This person is a Psychologist who worked in prison for a part of his life, being a counselor for the inmates. He told me, he has never seen a smoker hurt another person when he doesn’t get his smokes. But he has seen lots of alcoholic who hurt their families and friends and even other people when they don’t get their alcohol. Of course i suppose addiction to drugs also have this effect, that’s why it’s the fifth precept.
It won’t work.
Trust me, I say this from my experience and observation of others.
It is like the last staw kill the camel’s back.
Especially, it is demeaning to a dhamma teacher to consume any alcohol.
I remember once some men discussing Buddha Dhamma while enjoying their glass of scotch and brandy. The women in the kitchen were laughing at them for their hypocrisy.
I could say ‘it does work. Trust me from my experience’

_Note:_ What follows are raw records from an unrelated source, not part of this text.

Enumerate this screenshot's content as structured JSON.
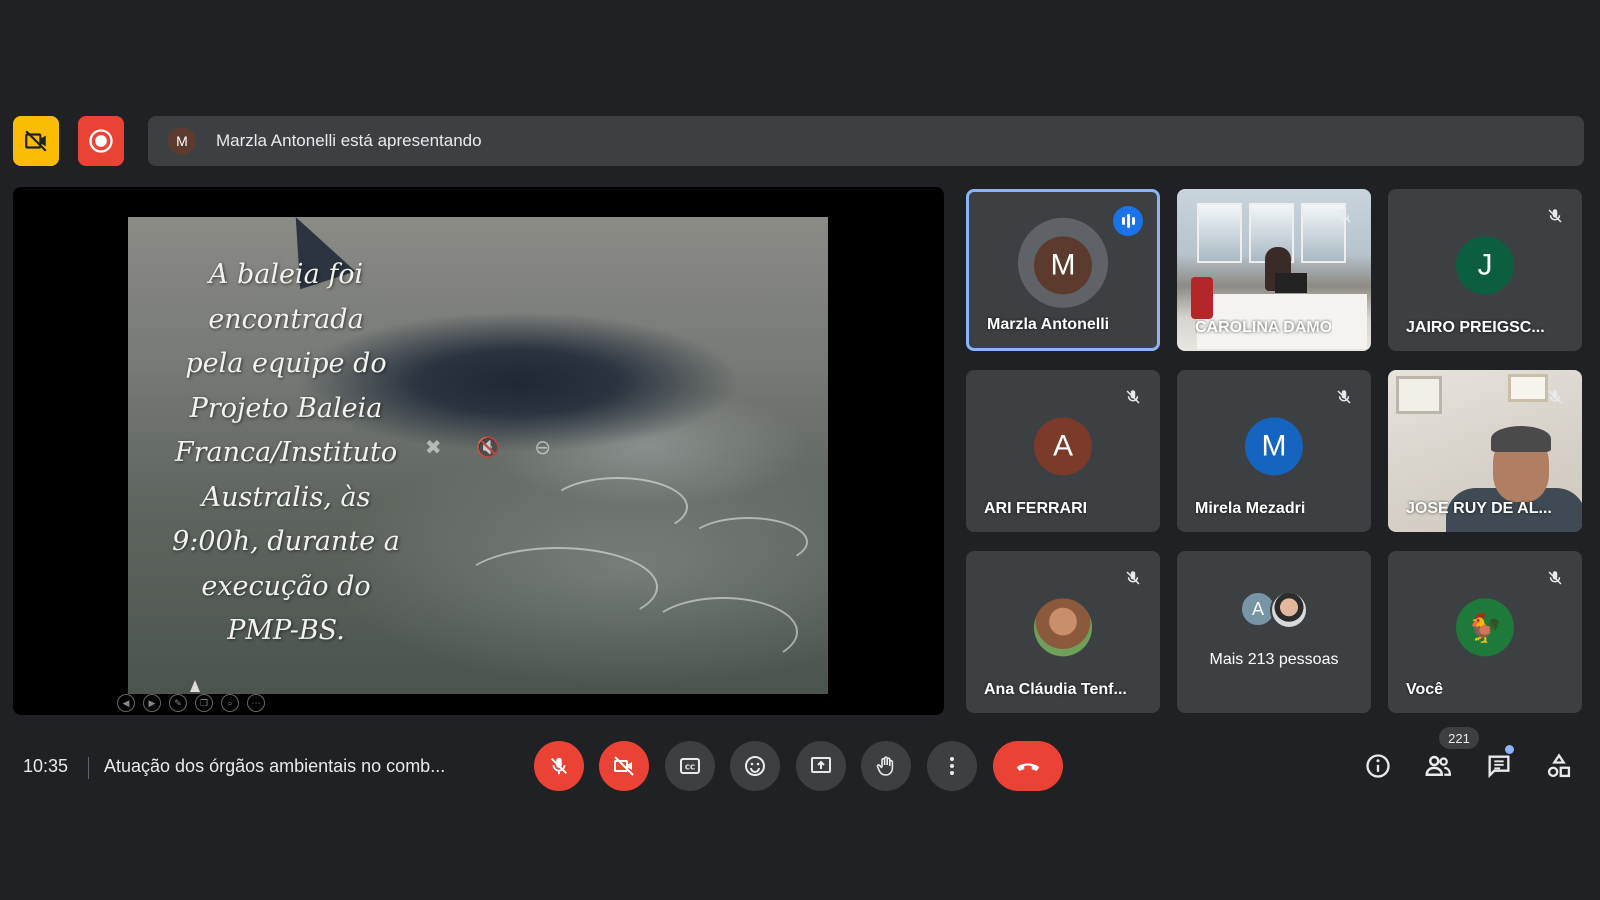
{
  "top_bar": {
    "presenter_initial": "M",
    "presenting_text": "Marzla Antonelli está apresentando"
  },
  "slide": {
    "text_lines": [
      "A baleia foi",
      "encontrada",
      "pela equipe do",
      "Projeto Baleia",
      "Franca/Instituto",
      "Australis, às",
      "9:00h, durante a",
      "execução do",
      "PMP-BS."
    ]
  },
  "participants": [
    {
      "name": "Marzla Antonelli",
      "initial": "M",
      "color": "#5d3a2e",
      "status": "speaking"
    },
    {
      "name": "CAROLINA DAMO",
      "status": "muted",
      "video": "office"
    },
    {
      "name": "JAIRO PREIGSC...",
      "initial": "J",
      "color": "#0b5e3f",
      "status": "muted"
    },
    {
      "name": "ARI FERRARI",
      "initial": "A",
      "color": "#7b3a2a",
      "status": "muted"
    },
    {
      "name": "Mirela Mezadri",
      "initial": "M",
      "color": "#1565c0",
      "status": "muted"
    },
    {
      "name": "JOSE RUY DE AL...",
      "status": "muted",
      "video": "man"
    },
    {
      "name": "Ana Cláudia Tenf...",
      "status": "muted",
      "avatar": "photo"
    },
    {
      "more_initial": "A",
      "more_text": "Mais 213 pessoas"
    },
    {
      "name": "Você",
      "status": "muted",
      "avatar": "rooster"
    }
  ],
  "bottom_bar": {
    "time": "10:35",
    "meeting_title": "Atuação dos órgãos ambientais no comb...",
    "participant_count": "221"
  },
  "icons": {
    "no_camera": "camera-off-icon",
    "recording": "record-icon",
    "mic_off": "mic-off-icon",
    "cam_off": "video-off-icon",
    "captions": "captions-icon",
    "emoji": "emoji-icon",
    "present": "present-icon",
    "raise_hand": "hand-icon",
    "more": "more-vert-icon",
    "end_call": "call-end-icon",
    "info": "info-icon",
    "people": "people-icon",
    "chat": "chat-icon",
    "activities": "activities-icon"
  },
  "colors": {
    "background": "#202124",
    "surface": "#3c4043",
    "danger": "#ea4335",
    "accent": "#8ab4f8",
    "warning": "#fbbc04"
  }
}
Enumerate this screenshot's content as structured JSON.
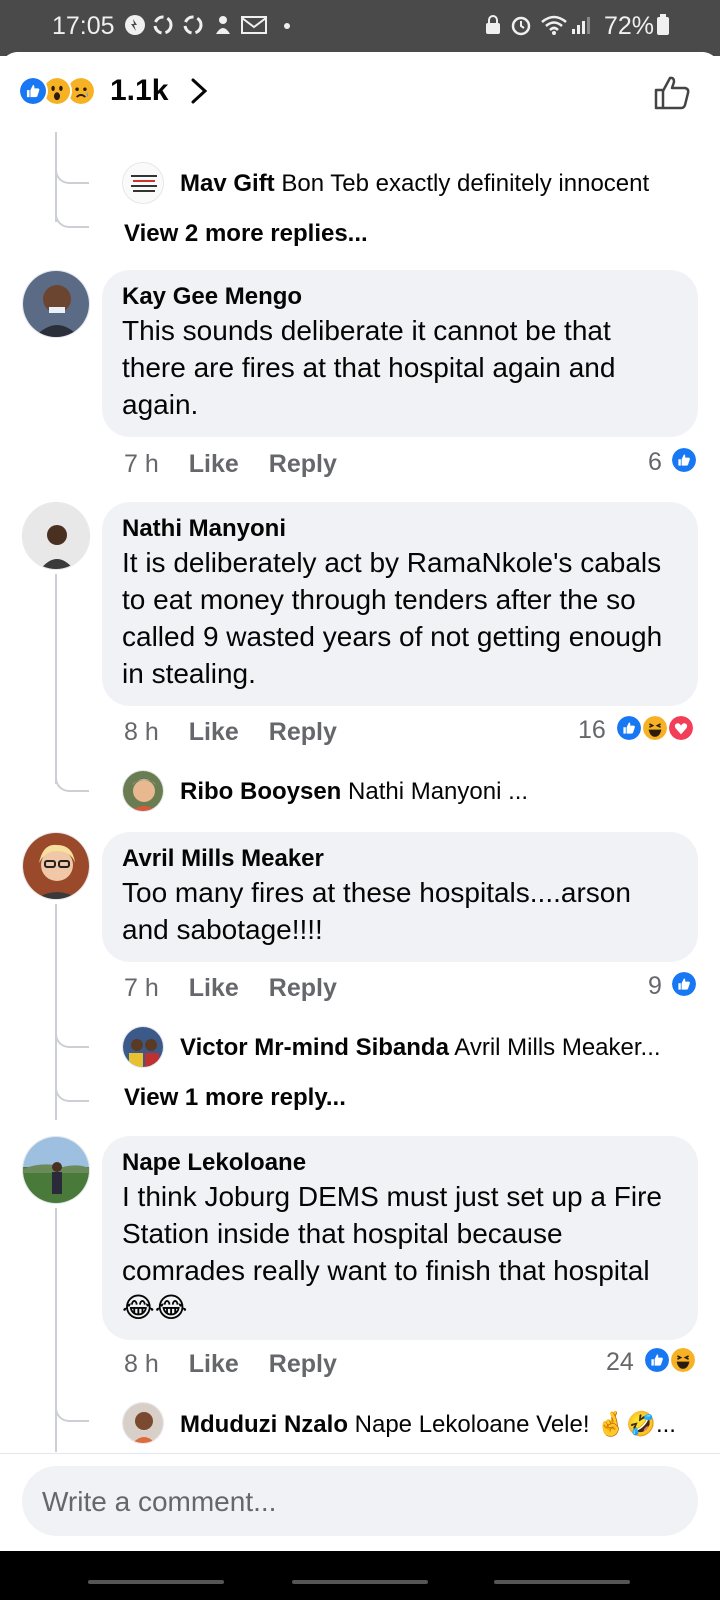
{
  "status_bar": {
    "time": "17:05",
    "battery": "72%",
    "icons": [
      "notification-icon",
      "recycle-icon",
      "recycle-icon",
      "person-icon",
      "gmail-icon",
      "dot-icon",
      "lock-icon",
      "alarm-icon",
      "wifi-icon",
      "signal-icon",
      "battery-icon"
    ]
  },
  "header": {
    "reaction_icons": [
      "like-reaction-icon",
      "wow-reaction-icon",
      "sad-reaction-icon"
    ],
    "reaction_count": "1.1k",
    "like_icon": "thumbs-up-outline-icon"
  },
  "colors": {
    "like_blue": "#1877f2",
    "love_red": "#f33e58",
    "haha_yellow": "#f7b125",
    "bubble_bg": "#f0f2f5",
    "meta_gray": "#65676b"
  },
  "thread": {
    "top_reply": {
      "name": "Mav Gift",
      "text": "Bon Teb exactly definitely innocent"
    },
    "top_more": "View 2 more replies..."
  },
  "comments": [
    {
      "name": "Kay Gee Mengo",
      "text": "This sounds deliberate it cannot be that there are fires at that hospital again and again.",
      "time": "7 h",
      "like_label": "Like",
      "reply_label": "Reply",
      "reaction_count": "6",
      "reactions": [
        "like"
      ]
    },
    {
      "name": "Nathi Manyoni",
      "text": "It is deliberately act by RamaNkole's cabals to eat money through tenders after the so called  9 wasted years of not getting enough in stealing.",
      "time": "8 h",
      "like_label": "Like",
      "reply_label": "Reply",
      "reaction_count": "16",
      "reactions": [
        "like",
        "haha",
        "love"
      ],
      "reply": {
        "name": "Ribo Booysen",
        "text": "Nathi Manyoni ..."
      }
    },
    {
      "name": "Avril Mills Meaker",
      "text": "Too many fires at these hospitals....arson and sabotage!!!!",
      "time": "7 h",
      "like_label": "Like",
      "reply_label": "Reply",
      "reaction_count": "9",
      "reactions": [
        "like"
      ],
      "reply": {
        "name": "Victor Mr-mind Sibanda",
        "text": "Avril Mills Meaker..."
      },
      "more": "View 1 more reply..."
    },
    {
      "name": "Nape Lekoloane",
      "text": "I think Joburg DEMS must just set up a Fire Station inside that hospital because comrades really want to finish that hospital😂😂",
      "time": "8 h",
      "like_label": "Like",
      "reply_label": "Reply",
      "reaction_count": "24",
      "reactions": [
        "like",
        "haha"
      ],
      "reply": {
        "name": "Mduduzi Nzalo",
        "text": "Nape Lekoloane Vele! 🤞🤣..."
      }
    }
  ],
  "composer": {
    "placeholder": "Write a comment..."
  }
}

Inferring alcohol is as addictive as cigarette is untrue.
Let’s look at some stats from the US government agency on drug abuse:
Estimates from research suggest that 32 percent of tobacco users and 15 percent of alcohol users become addicted, according to the NIDA
In 2013, 30.2 percent of men and 16.0 percent of women 12 and older reported binge drinking in the past month. And 9.5 percent of men and 3.3 percent of women reported heavy alcohol use.
In other words; 85% of people who have a drink don’t become addicted. 70% of people who drink don’t binge drink and 90% of people who drink aren’t regular heavy drinkers. Alcohol is half as addictive as smoking.
These are stats of general populations too. Not of people interested in mental cultivation. This gives me confidence that people who are interested in mental cultivation, who are valuing clear mindedness and learning wholesome means are indeed capable of moderating there intake to a level that is apamadatthana. This level could eventually be zero, but that’s not even what the training asks.
This is meant to be the path of gradual training in the middle way. Saying Thou Shall Not to many people is more likely to set them up for a binge cycle. I’ve seen this with food consumption. Someone will start ‘eating clean’, not having chocolate or bread or potato chips at all because it’s ‘bad’ and then wind up head first in a pile of junk food again.
If they learn strategies where they are becoming kinder to themselves and others (mettā) and ways to deal with stress (anapannasati and walking meditation) and have a small, measured quantity of ‘junk food’ on a consistent basis, the ‘power’ of that food diminishes, as does the guilt. There self worth increases and they become less interested in dealing with emotional situations with external stimulus.
Good luck Pasanna.
Enjoy your occasional drink.
Buddha said there are four types of people. (I can’t recall the sutta)
1)They help others but do not help themselves.
2)They do not help others but help themselves.
3)They help neither themselves nor others.
4)They help themselves and others.
Decide which category you wish to be in.
Just to make it clear; I don’t drink. I don’t engage in any sexual activity. I don’t eat in the afternoon. I don’t watch television, listen to music or play computer games. I don’t wear deodorant, perfumes or makeup and I dress in the same clothes every day. I only handle money and engage in commerce for the purposes of the 4 requisites and to further my study of the Dhamma.
I choose to do these things because I have personally experienced the benefit. It is a means of mental cultivation and provides a more peaceful life.
I don’t do it so I can judge others or hold a moral high ground. People so harshly judge themselves already. No body can change another person each is the owner of their own kamma.
Sadhu, Sadhu, Sadhu.
This is music to my ears.
Well Buddha thought like this too.
But he changed his mind and decided to teach.
Perhaps this the Maha Brahama talking to you.
“Prasanna, there are some people with little dust in their eyes. Go and teach them. you can change them”